- [Source information]
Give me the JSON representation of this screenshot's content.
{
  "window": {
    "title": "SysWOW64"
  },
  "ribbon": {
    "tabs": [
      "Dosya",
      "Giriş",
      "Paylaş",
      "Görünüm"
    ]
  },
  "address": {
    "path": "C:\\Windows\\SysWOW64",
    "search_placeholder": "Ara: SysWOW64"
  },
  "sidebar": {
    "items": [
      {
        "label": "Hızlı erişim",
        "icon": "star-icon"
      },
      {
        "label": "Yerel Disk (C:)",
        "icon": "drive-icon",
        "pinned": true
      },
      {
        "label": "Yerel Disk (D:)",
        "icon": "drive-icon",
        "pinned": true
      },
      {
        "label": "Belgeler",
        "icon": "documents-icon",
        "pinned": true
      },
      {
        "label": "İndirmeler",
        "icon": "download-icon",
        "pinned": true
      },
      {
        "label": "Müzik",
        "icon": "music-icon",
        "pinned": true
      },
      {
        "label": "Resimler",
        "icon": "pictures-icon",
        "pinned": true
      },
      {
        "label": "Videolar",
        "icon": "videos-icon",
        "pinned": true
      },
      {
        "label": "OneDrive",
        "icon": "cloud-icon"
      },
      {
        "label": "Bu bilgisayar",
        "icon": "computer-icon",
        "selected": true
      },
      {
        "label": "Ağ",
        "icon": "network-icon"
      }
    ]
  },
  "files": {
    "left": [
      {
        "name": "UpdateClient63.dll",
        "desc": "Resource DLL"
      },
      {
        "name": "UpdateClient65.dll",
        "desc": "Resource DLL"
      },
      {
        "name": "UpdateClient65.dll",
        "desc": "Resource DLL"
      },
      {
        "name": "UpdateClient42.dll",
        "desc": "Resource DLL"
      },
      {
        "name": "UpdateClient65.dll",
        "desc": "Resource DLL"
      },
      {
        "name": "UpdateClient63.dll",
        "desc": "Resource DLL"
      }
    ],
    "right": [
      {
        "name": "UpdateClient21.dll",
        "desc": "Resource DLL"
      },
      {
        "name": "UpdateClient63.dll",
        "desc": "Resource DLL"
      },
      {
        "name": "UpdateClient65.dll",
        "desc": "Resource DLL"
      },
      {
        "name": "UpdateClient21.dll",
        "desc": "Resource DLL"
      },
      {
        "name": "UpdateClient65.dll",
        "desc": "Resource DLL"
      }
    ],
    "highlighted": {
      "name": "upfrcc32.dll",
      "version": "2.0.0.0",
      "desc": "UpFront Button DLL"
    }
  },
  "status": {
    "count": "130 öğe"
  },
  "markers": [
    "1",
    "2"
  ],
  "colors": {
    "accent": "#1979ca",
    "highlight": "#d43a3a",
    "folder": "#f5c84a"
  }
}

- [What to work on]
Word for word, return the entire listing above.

- [Response area]
Give me the JSON representation of this screenshot's content.
{
  "window": {
    "title": "SysWOW64"
  },
  "ribbon": {
    "tabs": [
      "Dosya",
      "Giriş",
      "Paylaş",
      "Görünüm"
    ]
  },
  "address": {
    "path": "C:\\Windows\\SysWOW64",
    "search_placeholder": "Ara: SysWOW64"
  },
  "sidebar": {
    "items": [
      {
        "label": "Hızlı erişim",
        "icon": "star-icon"
      },
      {
        "label": "Yerel Disk (C:)",
        "icon": "drive-icon",
        "pinned": true
      },
      {
        "label": "Yerel Disk (D:)",
        "icon": "drive-icon",
        "pinned": true
      },
      {
        "label": "Belgeler",
        "icon": "documents-icon",
        "pinned": true
      },
      {
        "label": "İndirmeler",
        "icon": "download-icon",
        "pinned": true
      },
      {
        "label": "Müzik",
        "icon": "music-icon",
        "pinned": true
      },
      {
        "label": "Resimler",
        "icon": "pictures-icon",
        "pinned": true
      },
      {
        "label": "Videolar",
        "icon": "videos-icon",
        "pinned": true
      },
      {
        "label": "OneDrive",
        "icon": "cloud-icon"
      },
      {
        "label": "Bu bilgisayar",
        "icon": "computer-icon",
        "selected": true
      },
      {
        "label": "Ağ",
        "icon": "network-icon"
      }
    ]
  },
  "files": {
    "left": [
      {
        "name": "UpdateClient63.dll",
        "desc": "Resource DLL"
      },
      {
        "name": "UpdateClient65.dll",
        "desc": "Resource DLL"
      },
      {
        "name": "UpdateClient65.dll",
        "desc": "Resource DLL"
      },
      {
        "name": "UpdateClient42.dll",
        "desc": "Resource DLL"
      },
      {
        "name": "UpdateClient65.dll",
        "desc": "Resource DLL"
      },
      {
        "name": "UpdateClient63.dll",
        "desc": "Resource DLL"
      }
    ],
    "right": [
      {
        "name": "UpdateClient21.dll",
        "desc": "Resource DLL"
      },
      {
        "name": "UpdateClient63.dll",
        "desc": "Resource DLL"
      },
      {
        "name": "UpdateClient65.dll",
        "desc": "Resource DLL"
      },
      {
        "name": "UpdateClient21.dll",
        "desc": "Resource DLL"
      },
      {
        "name": "UpdateClient65.dll",
        "desc": "Resource DLL"
      }
    ],
    "highlighted": {
      "name": "upfrcc32.dll",
      "version": "2.0.0.0",
      "desc": "UpFront Button DLL"
    }
  },
  "status": {
    "count": "130 öğe"
  },
  "markers": [
    "1",
    "2"
  ],
  "colors": {
    "accent": "#1979ca",
    "highlight": "#d43a3a",
    "folder": "#f5c84a"
  }
}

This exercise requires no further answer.